KANSAS CITY, Mo. — A day after Kansas City ended its homeless hotel program, tents are back up in Westport.
About a dozen tents were placed in the intersection of Westport Road and Southwest Trafficway.
The Midwest Homeless Collective posted on their Facebook page that the camp was back after the hotel program ended.
“Despite weeks of negotiation, the city is refusing to extend the hotel housing initiative. As a result, hundreds of our houseless comrades will be displaced from hotels to the streets over the next 48 hours. The only thing that has changed is the weather over the last 90 days,” the post said.
The 90 day program providing free hotel rooms for area homeless ended Thursday.
Throughout the program more than 400 people utilized the free hotel services, on the last day, 270 people were counted as utilizing the hotel space.
According to the city of Kansas City, hundreds received government assistance, 50 people found jobs and 220 people received medical care.
A baby was also safely delivered during the program.
The city provided this statement to FOX4:
For the past few weeks, our service providers have been working with clients in hotels, preparing for today by helping them secure other accommodations, including using existing shelters and moving in with family and friends. As of yesterday, more than 200 shelter beds were available at City Union Mission for single males and there were rooms there for families and single females. This doesn’t include beds available at existing shelters. The city also secured 30 apartments in a 55+ senior living facility.
As far as moving forward:
Affordable housing is an important part of the work to help those currently experiencing homelessness and to prevent others from becoming homeless. The City Manager has created a draft of a strategic plan to create more affordable housing. The public is invited to read the draft of “A Vision for Housing” and provide comments and feedback: https://www.kcmo.gov/city-hall/housing
The plan includes the goal of creating 10,000 affordable housing units (homes, apartments) in the next five years using a combination of strategies including tiny home communities, $1 Land Bank homes and existing city vacant lots all while bringing the unhoused and housing insecure population to the table to create solutions.
Also – We currently have a contract before a city council committee that would appropriate money to create a “tiny homes” village with full social services onsite. It’s called “Verge”. These would be pallet-style homes. The first phase would provide 200 beds for emergency transitional housing for the unhoused community.
In addition to addressing immediate and urgent needs, the City Council has been working on polices:
The City Council approved new legal requirements for developers to include affordable housing units or offset the lack of affordable units by paying into the housing trust fund.
The City Council created the Houseless Task Force. The task force, comprised of councilmembers and advocates for the unhoused, will develop ways the city can best partner with the community to resolve homelessness issues.

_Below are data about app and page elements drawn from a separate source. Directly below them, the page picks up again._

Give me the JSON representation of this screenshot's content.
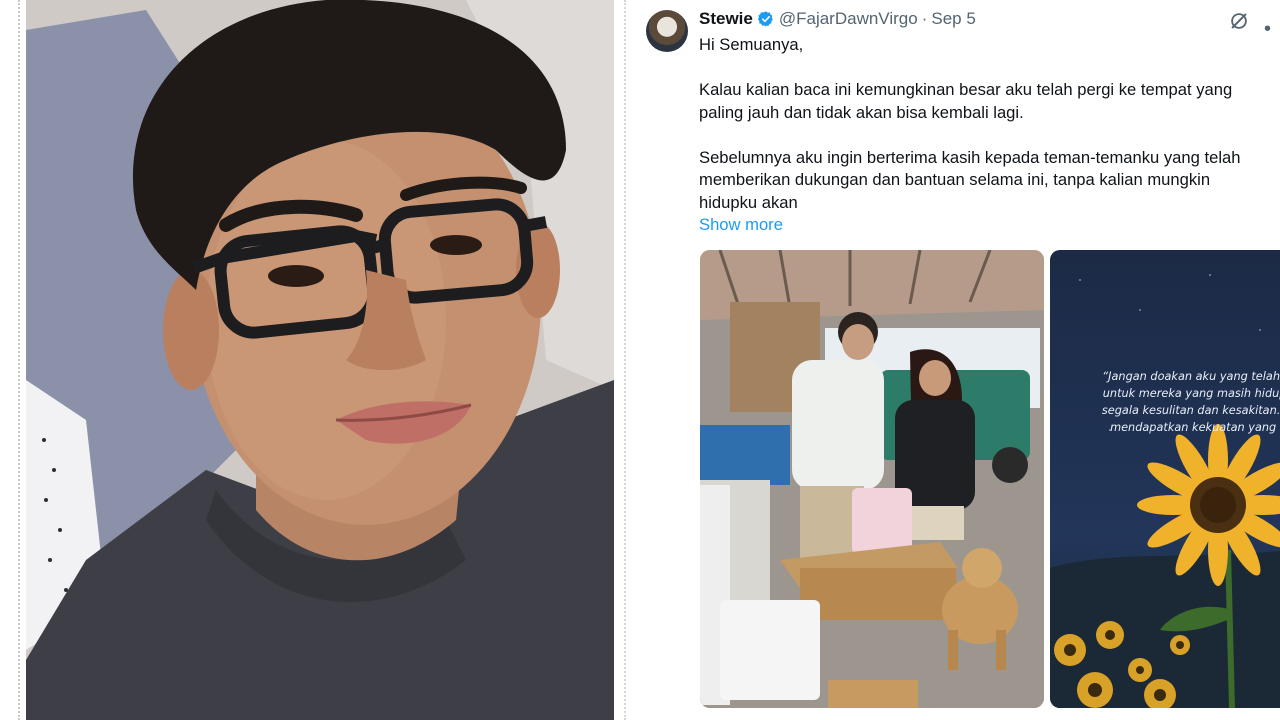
{
  "tweet": {
    "display_name": "Stewie",
    "handle": "@FajarDawnVirgo",
    "separator": "·",
    "date": "Sep 5",
    "lines": [
      "Hi Semuanya,",
      "",
      "Kalau kalian baca ini kemungkinan besar aku telah pergi ke tempat yang",
      "paling jauh dan tidak akan bisa kembali lagi.",
      "",
      "Sebelumnya aku ingin berterima kasih kepada teman-temanku yang telah",
      "memberikan dukungan dan bantuan selama ini, tanpa kalian mungkin",
      "hidupku akan"
    ],
    "show_more": "Show more",
    "media2_quote_lines": [
      "“Jangan doakan aku yang telah pe",
      "untuk mereka yang masih hidup p",
      "segala kesulitan dan kesakitan. Se",
      "mendapatkan kekuatan yang le"
    ]
  },
  "colors": {
    "accent": "#1d9bf0",
    "secondary_text": "#536471",
    "primary_text": "#0f1419"
  },
  "icons": [
    "verified-badge-icon",
    "grok-icon",
    "more-options-icon"
  ]
}
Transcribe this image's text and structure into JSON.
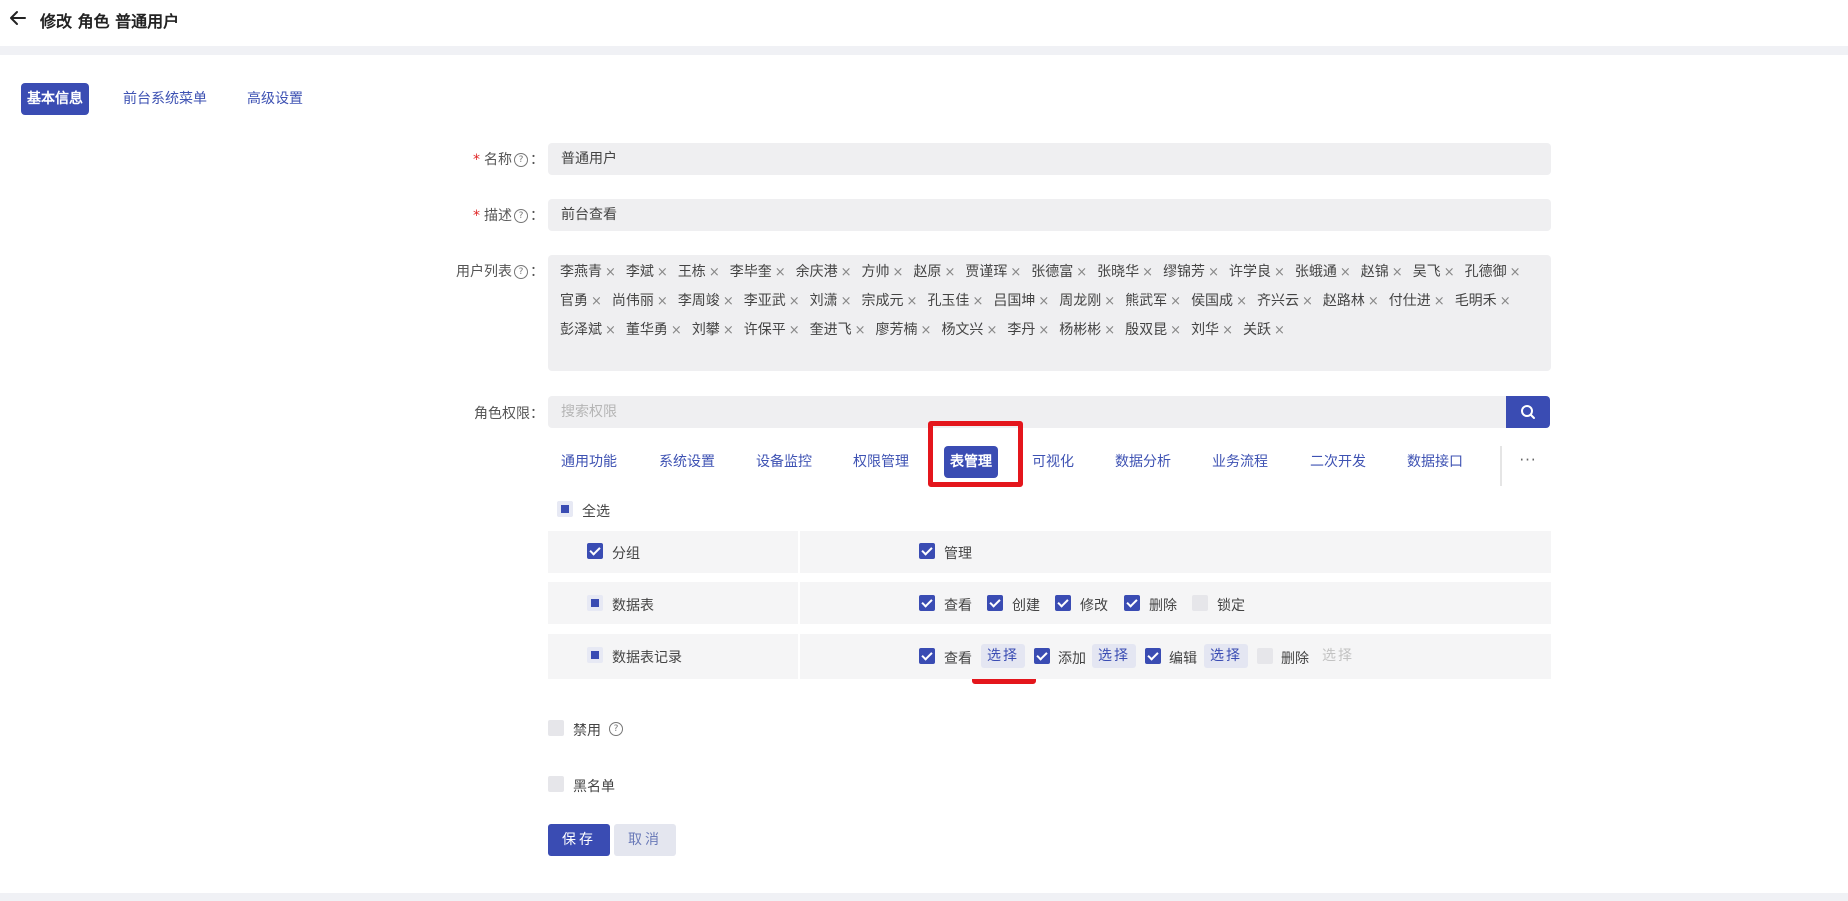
{
  "header": {
    "title": "修改 角色 普通用户"
  },
  "tabs": [
    "基本信息",
    "前台系统菜单",
    "高级设置"
  ],
  "form": {
    "name_label": "名称",
    "name_value": "普通用户",
    "desc_label": "描述",
    "desc_value": "前台查看",
    "users_label": "用户列表",
    "users": [
      "李燕青",
      "李斌",
      "王栋",
      "李毕奎",
      "余庆港",
      "方帅",
      "赵原",
      "贾谨珲",
      "张德富",
      "张晓华",
      "缪锦芳",
      "许学良",
      "张蛾通",
      "赵锦",
      "吴飞",
      "孔德御",
      "官勇",
      "尚伟丽",
      "李周竣",
      "李亚武",
      "刘潇",
      "宗成元",
      "孔玉佳",
      "吕国坤",
      "周龙刚",
      "熊武军",
      "侯国成",
      "齐兴云",
      "赵路林",
      "付仕进",
      "毛明禾",
      "彭泽斌",
      "董华勇",
      "刘攀",
      "许保平",
      "奎进飞",
      "廖芳楠",
      "杨文兴",
      "李丹",
      "杨彬彬",
      "殷双昆",
      "刘华",
      "关跃"
    ],
    "perm_label": "角色权限",
    "search_placeholder": "搜索权限",
    "colon": "："
  },
  "perm_tabs": [
    "通用功能",
    "系统设置",
    "设备监控",
    "权限管理",
    "表管理",
    "可视化",
    "数据分析",
    "业务流程",
    "二次开发",
    "数据接口"
  ],
  "active_perm_tab": "表管理",
  "more_label": "···",
  "select_all": "全选",
  "perm_rows": [
    {
      "name": "分组",
      "state": "checked",
      "actions": [
        {
          "label": "管理",
          "state": "checked"
        }
      ]
    },
    {
      "name": "数据表",
      "state": "partial",
      "actions": [
        {
          "label": "查看",
          "state": "checked"
        },
        {
          "label": "创建",
          "state": "checked"
        },
        {
          "label": "修改",
          "state": "checked"
        },
        {
          "label": "删除",
          "state": "checked"
        },
        {
          "label": "锁定",
          "state": "unchecked"
        }
      ]
    },
    {
      "name": "数据表记录",
      "state": "partial",
      "actions": [
        {
          "label": "查看",
          "state": "checked",
          "select": "选择"
        },
        {
          "label": "添加",
          "state": "checked",
          "select": "选择"
        },
        {
          "label": "编辑",
          "state": "checked",
          "select": "选择"
        },
        {
          "label": "删除",
          "state": "unchecked",
          "select": "选择",
          "select_disabled": true
        }
      ]
    }
  ],
  "disable_label": "禁用",
  "blacklist_label": "黑名单",
  "buttons": {
    "save": "保存",
    "cancel": "取消"
  },
  "colors": {
    "accent": "#3a4cb3",
    "highlight": "#e4161c"
  }
}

Plus, the newly creating Department of Housing and Community Development has dedicated resources and staffing to support tenant advocacy, homelessness prevention and support, affordable housing preservation and creation and overall community development.
Honestly, the city feels very proud of the efforts in the last 90 days.